Boris Herrmann at the helm

Herrmann displayed a lot of grit in his first solo excursion. Taking a more northerly option than his competitors, he confronted strong winds and agitated seas. The Monaco-affiliated skipper even spent 24 hours at the head of the pack for a stretch of the race.

Herrmann issued this statement via the Yacht Club de Monaco:

Travel Club Monaco

It’s great to be back on dry land! The northern route was exhausting, I took a battering from a series of squalls gusting up to 43 knots. Going upwind, there were complex manoeuvres to manage, sail changes, taking in reefs, non-stop. Initially, I had planned to stay with the bulk of the fleet but having stalled in the second low pressure zone after the start, I found myself at the back of the peloton and saw Paul (Meilhat) and Vincent (Riou) speeding away at 15 knots while I was stuck on 2 knots for hours. It was the same for Yann (Eliès), although he managed to catch some air while I continued to be tossed around with the sails flapping. 

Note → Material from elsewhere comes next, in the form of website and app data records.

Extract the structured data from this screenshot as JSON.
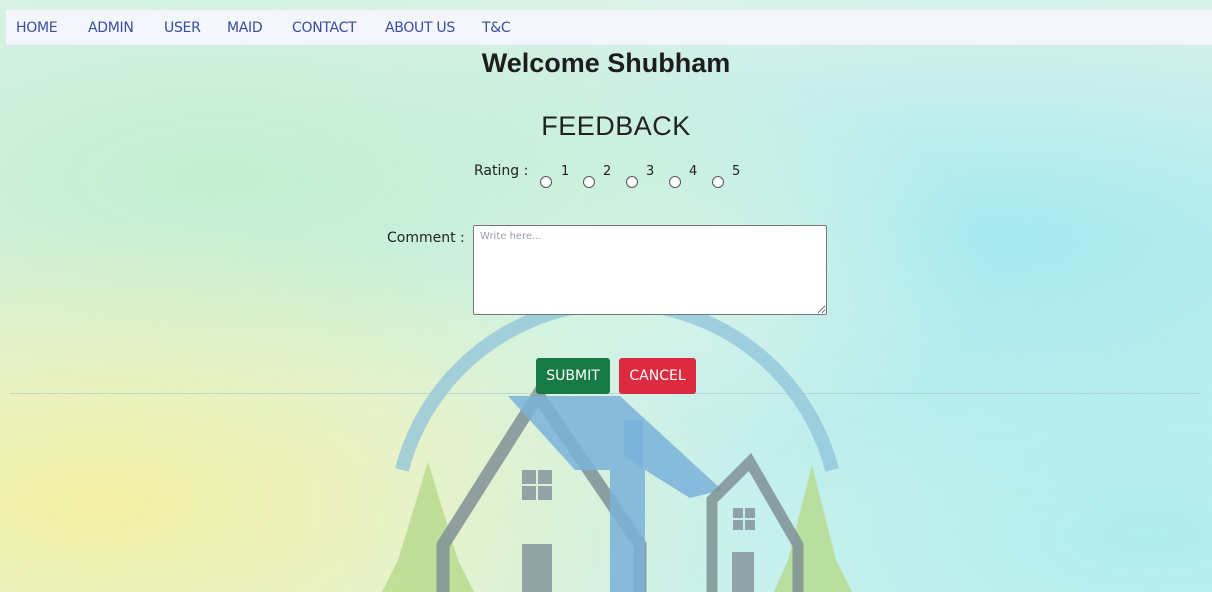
{
  "nav": {
    "items": [
      {
        "label": "HOME"
      },
      {
        "label": "ADMIN"
      },
      {
        "label": "USER"
      },
      {
        "label": "MAID"
      },
      {
        "label": "CONTACT"
      },
      {
        "label": "ABOUT US"
      },
      {
        "label": "T&C"
      }
    ]
  },
  "page": {
    "welcome": "Welcome Shubham",
    "title": "FEEDBACK"
  },
  "form": {
    "rating_label": "Rating :",
    "rating_options": [
      "1",
      "2",
      "3",
      "4",
      "5"
    ],
    "comment_label": "Comment :",
    "comment_placeholder": "Write here...",
    "comment_value": "",
    "submit_label": "SUBMIT",
    "cancel_label": "CANCEL"
  },
  "colors": {
    "submit": "#177a45",
    "cancel": "#dc2a3e",
    "nav_text": "#3a4da0"
  }
}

Malizia II seemed to be doomed from the first day of racing. A few hours later I was out of the hole without any chance of catching the escaped competitors.  I was then racing against myself; alone; although I would have much preferred to be competing in sight of the others. It wasn’t easy, I had to hang in there, supported by numerous wonderful messages from the school kids in Monaco and also Germany who were following me through the “My Ocean Challenge” program. I really want to thank them for their encouragement, they got me through some of the most difficult moments. And, in the end, I learned so much. The next goal? Vendée Globe 2020!